What you need to do: Copy each line below containing "Kastanija".

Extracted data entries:
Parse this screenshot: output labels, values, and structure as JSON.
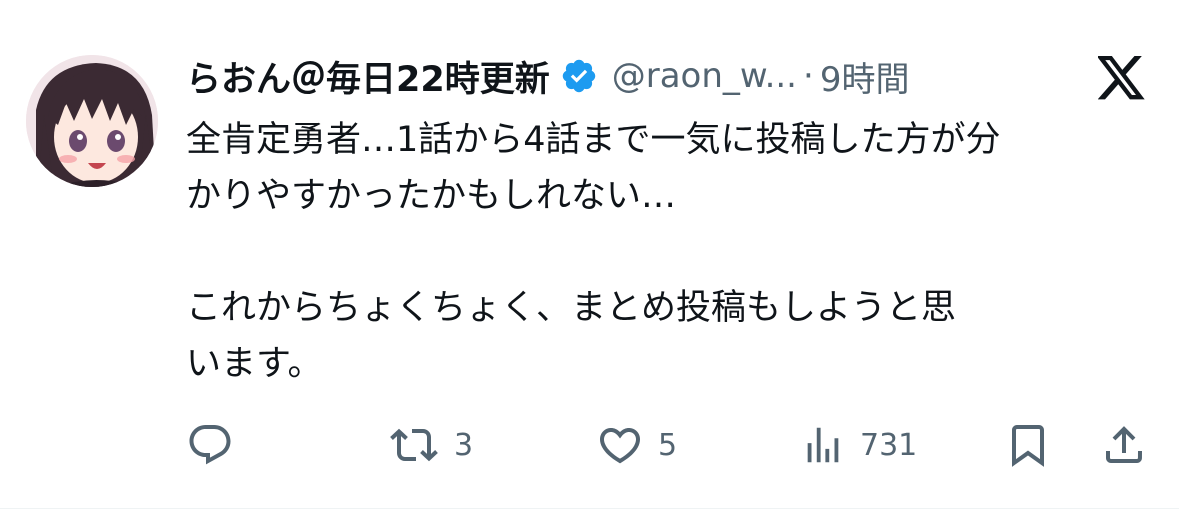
{
  "tweet": {
    "display_name": "らおん＠毎日22時更新",
    "handle": "@raon_w...",
    "separator": "·",
    "time": "9時間",
    "text_lines_1": [
      "全肯定勇者…1話から4話まで一気に投稿した方が分",
      "かりやすかったかもしれない…"
    ],
    "text_lines_2": [
      "これからちょくちょく、まとめ投稿もしようと思",
      "います。"
    ],
    "platform_icon": "x-logo-icon",
    "verified_icon": "verified-badge-icon",
    "verified_color": "#1d9bf0"
  },
  "actions": {
    "reply_count": "",
    "retweet_count": "3",
    "like_count": "5",
    "views_count": "731",
    "icon_color": "#536471"
  }
}
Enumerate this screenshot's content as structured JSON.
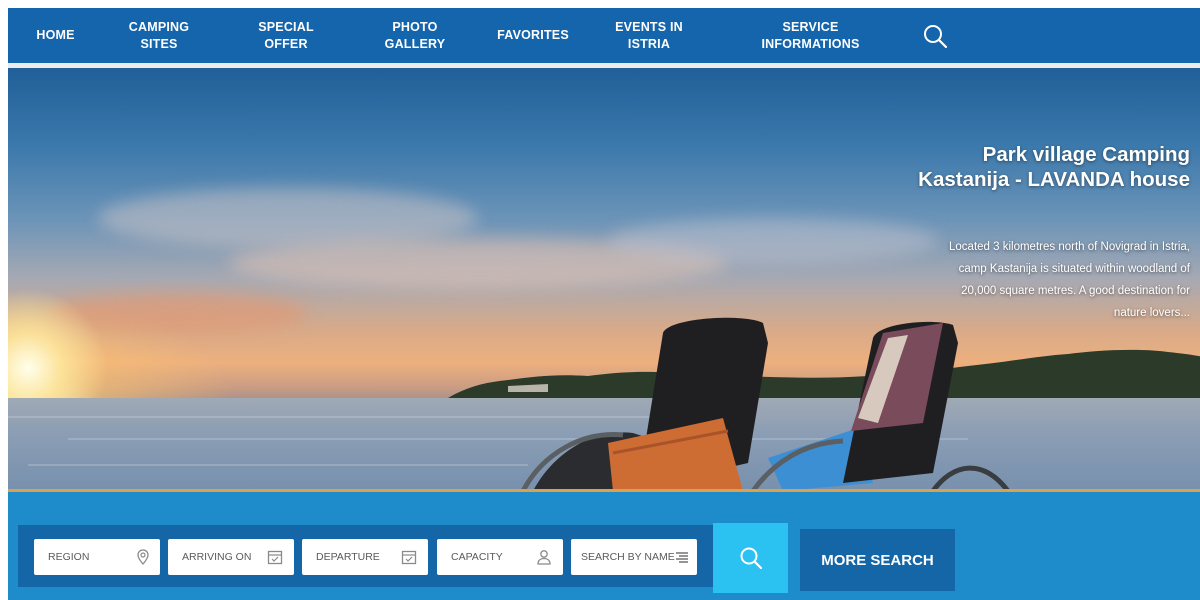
{
  "nav": {
    "items": [
      {
        "label": "HOME"
      },
      {
        "label": "CAMPING\nSITES"
      },
      {
        "label": "SPECIAL\nOFFER"
      },
      {
        "label": "PHOTO\nGALLERY"
      },
      {
        "label": "FAVORITES"
      },
      {
        "label": "EVENTS IN\nISTRIA"
      },
      {
        "label": "SERVICE\nINFORMATIONS"
      }
    ],
    "search_icon": "search-icon"
  },
  "hero": {
    "title": "Park village Camping Kastanija - LAVANDA house",
    "description": "Located 3 kilometres north of Novigrad in Istria, camp Kastanija is situated within woodland of 20,000 square metres. A good destination for nature lovers..."
  },
  "search": {
    "fields": [
      {
        "label": "REGION",
        "icon": "location-pin-icon"
      },
      {
        "label": "ARRIVING ON",
        "icon": "calendar-icon"
      },
      {
        "label": "DEPARTURE",
        "icon": "calendar-icon"
      },
      {
        "label": "CAPACITY",
        "icon": "person-icon"
      },
      {
        "label": "SEARCH BY NAME",
        "icon": "list-icon"
      }
    ],
    "search_button_icon": "search-icon",
    "more_search_label": "MORE SEARCH"
  },
  "colors": {
    "nav_bg": "#1565ad",
    "band_bg": "#1e8ccb",
    "panel_bg": "#1466a7",
    "search_btn": "#2bc1f1",
    "accent_line": "#d9a24c"
  }
}
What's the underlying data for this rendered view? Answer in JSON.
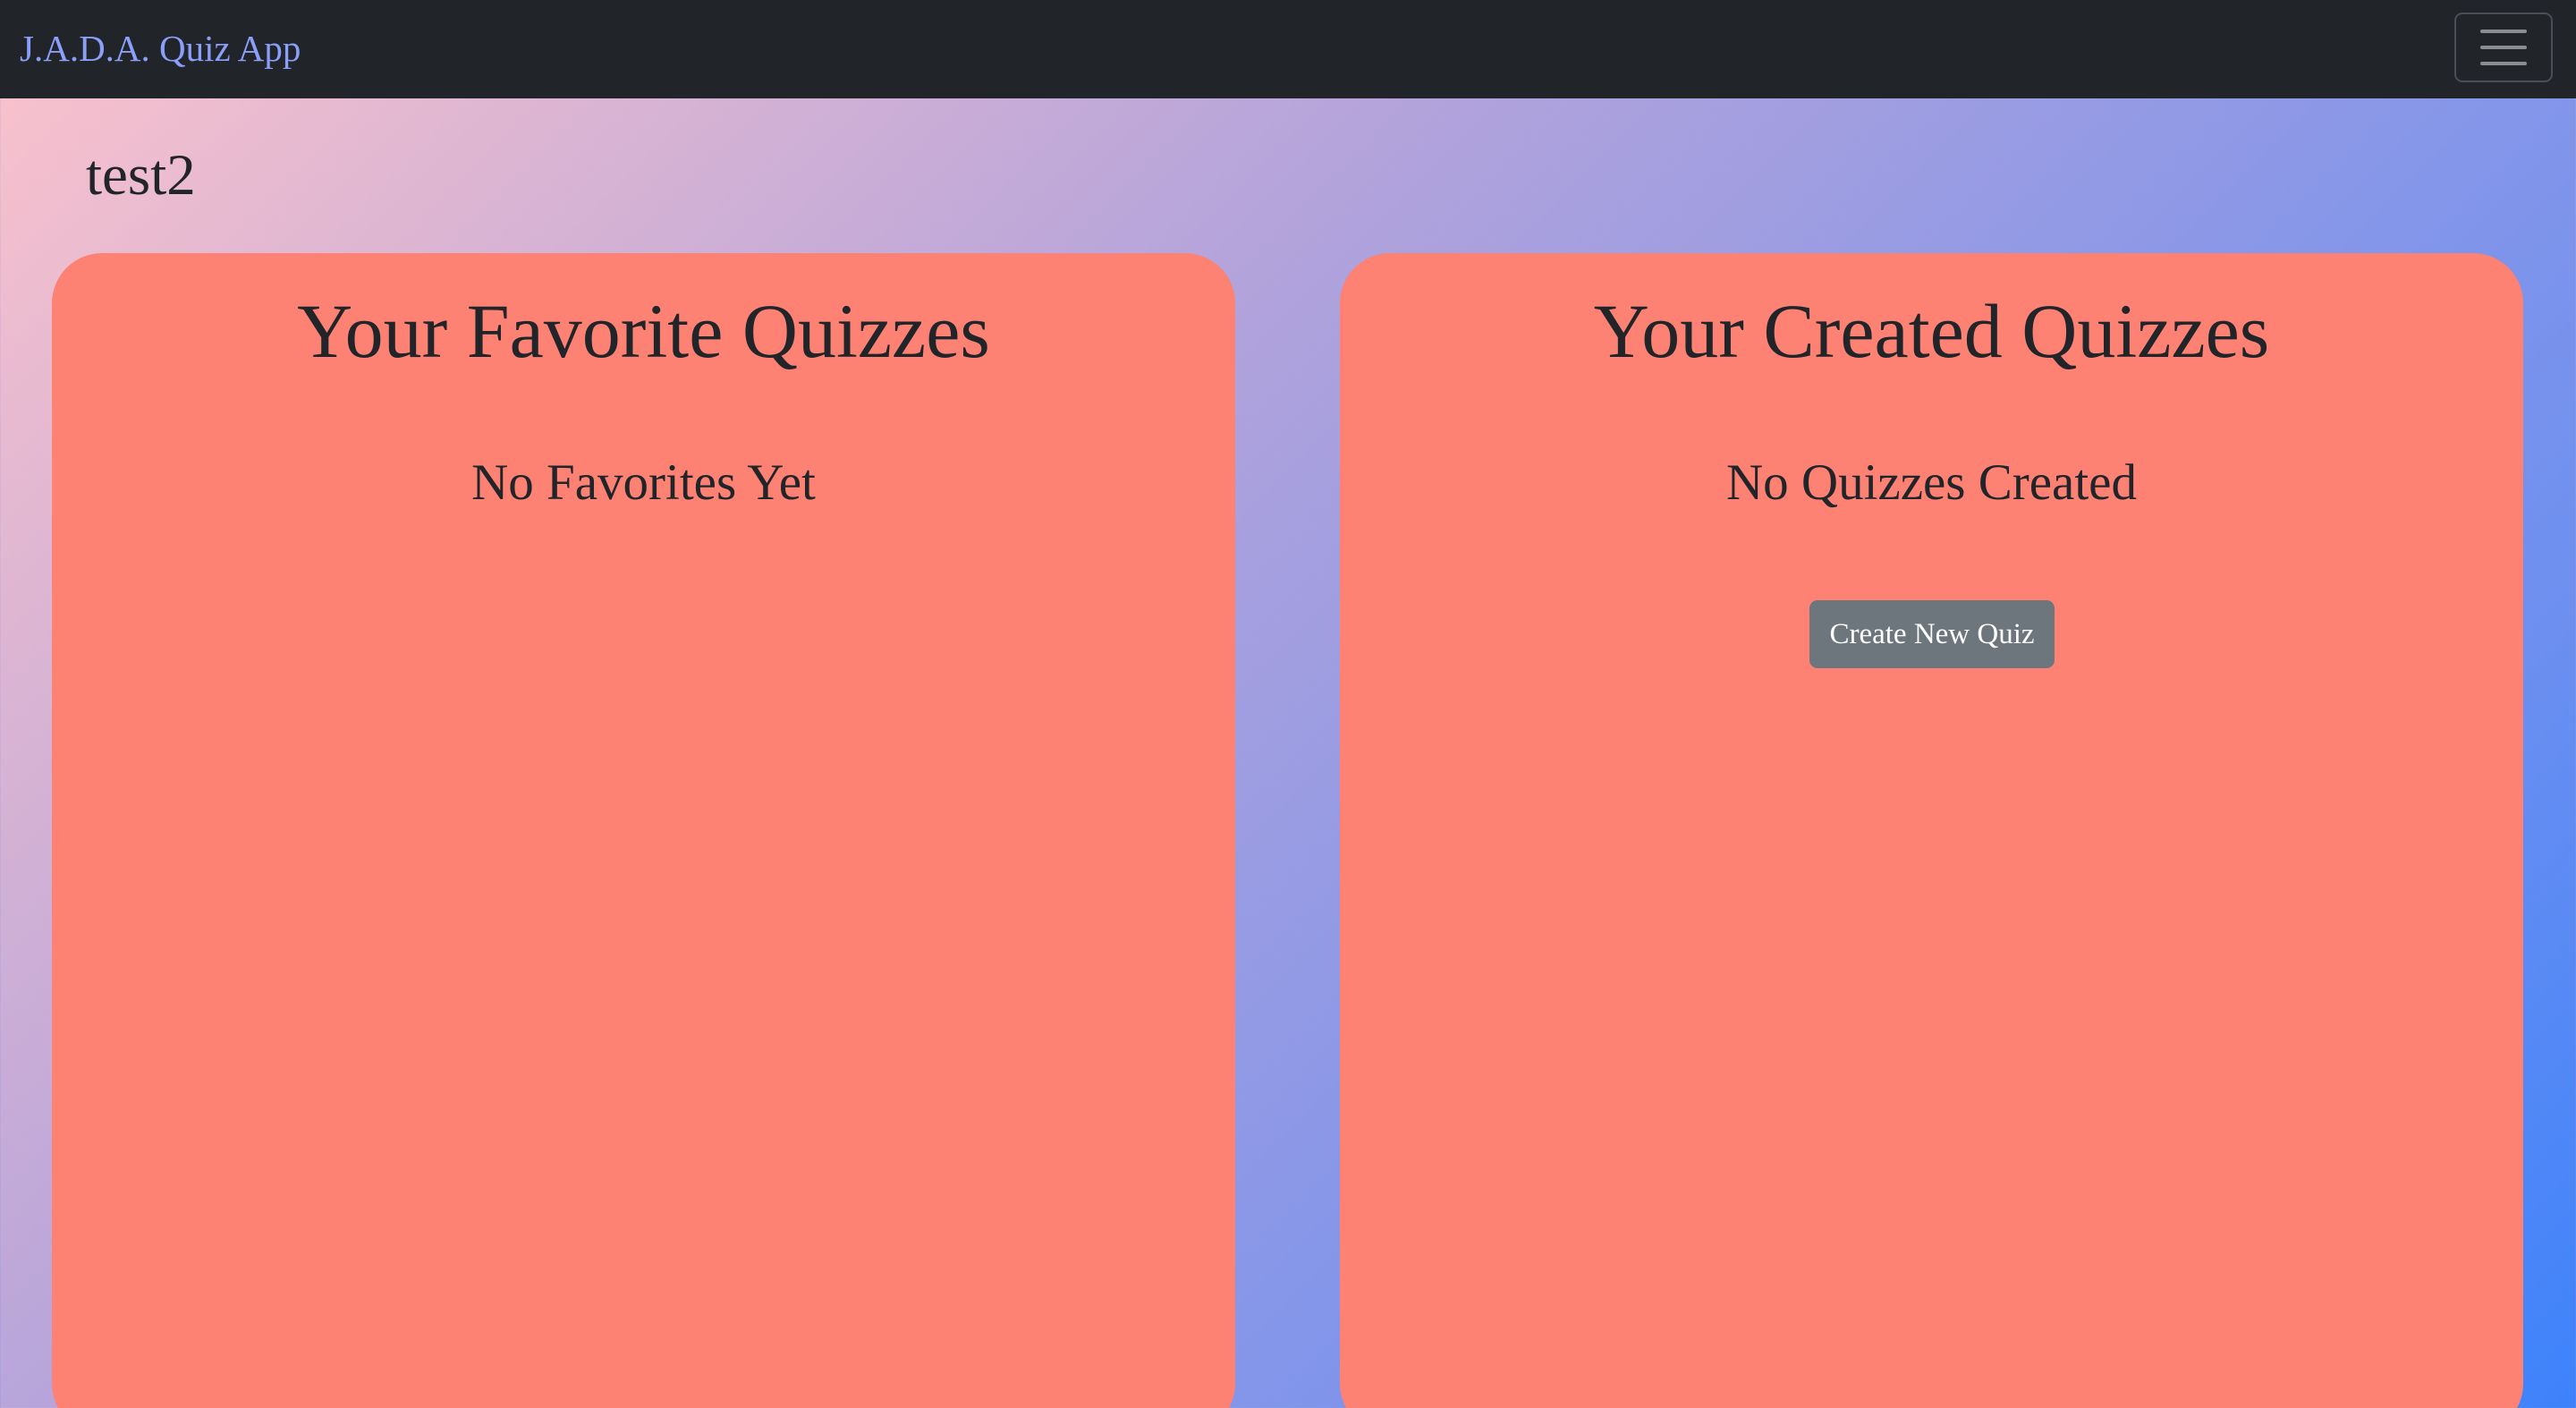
{
  "navbar": {
    "brand": "J.A.D.A. Quiz App",
    "toggler_icon": "hamburger-menu-icon"
  },
  "user": {
    "name": "test2"
  },
  "favorites": {
    "title": "Your Favorite Quizzes",
    "empty_text": "No Favorites Yet"
  },
  "created": {
    "title": "Your Created Quizzes",
    "empty_text": "No Quizzes Created",
    "create_button_label": "Create New Quiz"
  },
  "colors": {
    "navbar_bg": "#212429",
    "brand_text": "#8b9ef8",
    "panel_bg": "#fd8273",
    "button_bg": "#6d757d",
    "gradient_start": "#fcc3cc",
    "gradient_end": "#3d82fb"
  }
}
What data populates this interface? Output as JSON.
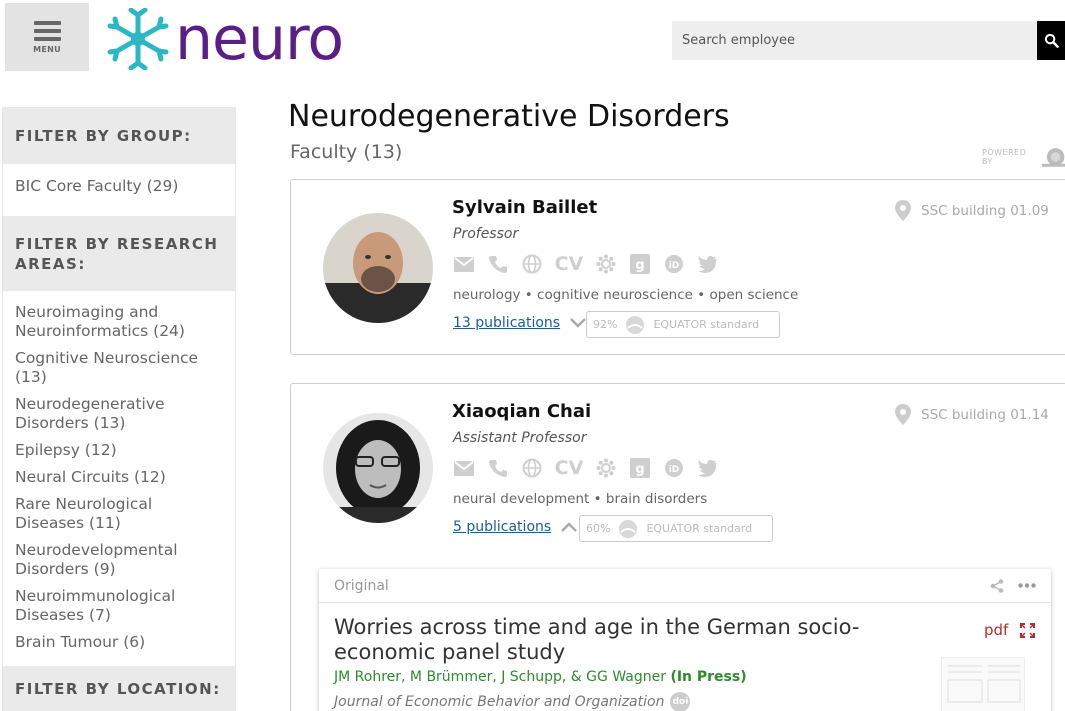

Answer section:
    "title": "Park village Camping Kastanija - LAVANDA house",
    "description": "Located 3 kilometres north of Novigrad in Istria, camp Kastanija is situated within woodland of 20,000 square metres. A good destination for nature lovers..."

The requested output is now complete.